The latest report hitting the headlines is from the University of Otago. It attempts to make dietary recommendations for the New Zealand context, but states overtly that UK data were used. Further, the base for the dietary calculations was 2,130 kilocalories. It wasn’t protein to provide essential amino acids. . .
Dairy and diamonds are forever – Amos Palfeyrman:
One day in the mid to late 2000s I stumbled upon a National Geographic article describing Lab Grown Diamonds and how they would lead to the inevitable demise of the diamond mining industry.
I couldn’t help but agree with the author.
Why scour the Earth for shiny objects when science now offers an alternative, diamonds grown in labs. These gems weren’t synthetic substitutes. They were optically, chemically and physically identical to their Earth-mined counterparts.
Though I was a long way from facing the choice between lab grown and mined diamond I’d decided that when the time came I’d be proposing to my future wife with a broker’s receipt for shares or perhaps a digger. Both seemed of much more use than a shiny rock. . .
Synlait pegs back growth – Hugh Stringleman:
Synlait has downgraded its earnings guidance for the current financial year by about 15%, saying it would now fall within a range of $70 million to $85m.
The previous guidance was for a 10% increase on last year’s $82m, chief executive Leon Clement said.
He blamed reduced sales expectations in the key China infant base powder market, much more volatile lactoferrin prices, and slower growth in consumer-packaged infant formula sales. . .
A Wairarapa community-wide effort, backed by government, has achieved what is thought to be a biosecurity world first.
The complete eradication of the pea weevil from the Wairarapa required a four-year ban on the growing of peas, not just for commercial growers, but for all gardeners.
Federated Farmers has been involved in helping growers work through the processes around the biosecurity response and eradication since the beginning of the response, back in 2016.
“The pea industry is worth $130 million to New Zealand. Wairarapa growers and farmers were initially aghast at talk of a ban on growing, for years,” Federated Farmers arable chair, and Wairarapa grower, Karen Williams says. . .
After 139 years, Masterton A&P Show may end – Piers Fuller:
Sweeping changes and nominal entrance fees may not be enough to keep Masterton’s 139-year-old A&P Show from coming to an end.
A disappointing turnout to this year’s event at Solway Showgrounds on Saturday have organisers questioning the feasibility of running the annual show.
“It’s obvious the way things are heading that we simply can’t afford to carry on,” Masterton A&P Association president Peter McWilliam said. The organisation was in good health, but the agricultural showcase was unsustainable. . .
The Serious Fraud Office is investigating New Zealand First Foundation:
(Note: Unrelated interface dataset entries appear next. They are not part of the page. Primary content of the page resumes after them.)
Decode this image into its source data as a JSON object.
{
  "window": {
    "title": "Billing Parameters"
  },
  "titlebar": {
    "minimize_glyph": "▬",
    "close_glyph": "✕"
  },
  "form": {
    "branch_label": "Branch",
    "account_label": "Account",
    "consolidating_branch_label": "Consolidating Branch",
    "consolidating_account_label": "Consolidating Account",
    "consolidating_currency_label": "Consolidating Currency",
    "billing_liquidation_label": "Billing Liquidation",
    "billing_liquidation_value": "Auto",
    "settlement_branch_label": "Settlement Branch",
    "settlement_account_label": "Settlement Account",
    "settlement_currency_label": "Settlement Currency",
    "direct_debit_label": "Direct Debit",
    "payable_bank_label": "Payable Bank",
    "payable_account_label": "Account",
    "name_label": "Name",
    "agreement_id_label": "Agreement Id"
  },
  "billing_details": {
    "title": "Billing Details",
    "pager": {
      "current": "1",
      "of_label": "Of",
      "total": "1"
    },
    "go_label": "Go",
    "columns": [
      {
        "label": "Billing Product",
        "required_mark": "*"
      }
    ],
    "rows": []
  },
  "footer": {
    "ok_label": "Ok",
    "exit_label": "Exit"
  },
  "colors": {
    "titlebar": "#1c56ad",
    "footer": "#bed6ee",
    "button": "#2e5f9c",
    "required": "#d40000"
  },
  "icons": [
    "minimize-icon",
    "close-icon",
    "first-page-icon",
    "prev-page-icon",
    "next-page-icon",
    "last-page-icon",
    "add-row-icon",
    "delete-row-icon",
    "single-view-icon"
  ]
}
The SFO had been considering whether to launch an investigation after police handed in a complaint from the Electoral Commission last November.
That followed reports by RNZ about the way the foundation had been handling donations, and questions about disclosure and donors’ identities.
It referred the matter to the police, who promptly sent it to the Serious Fraud Office last week.
The commission said it had formed the view the secretive foundation had received donations that should have been treated as donations to New Zealand First.
“The Commission does not have the investigative powers to form a view about whether this failure to transmit and the non-disclosure means offences have been committed,” the commission said.
The commission passed its findings to police last Monday, and police immediately referred that on to the SFO. . .
Justice can’t be rushed but this is a situation which requires fast action.
This has been under consideration since November. That’s around three months which, even allowing for the Christmas shut down, is a long time.
In less than seven months, people will be casting early votes.
That there is an investigation could have a significant impact on the election and voters need to know the outcome so they can make a fully informed decision before they vote.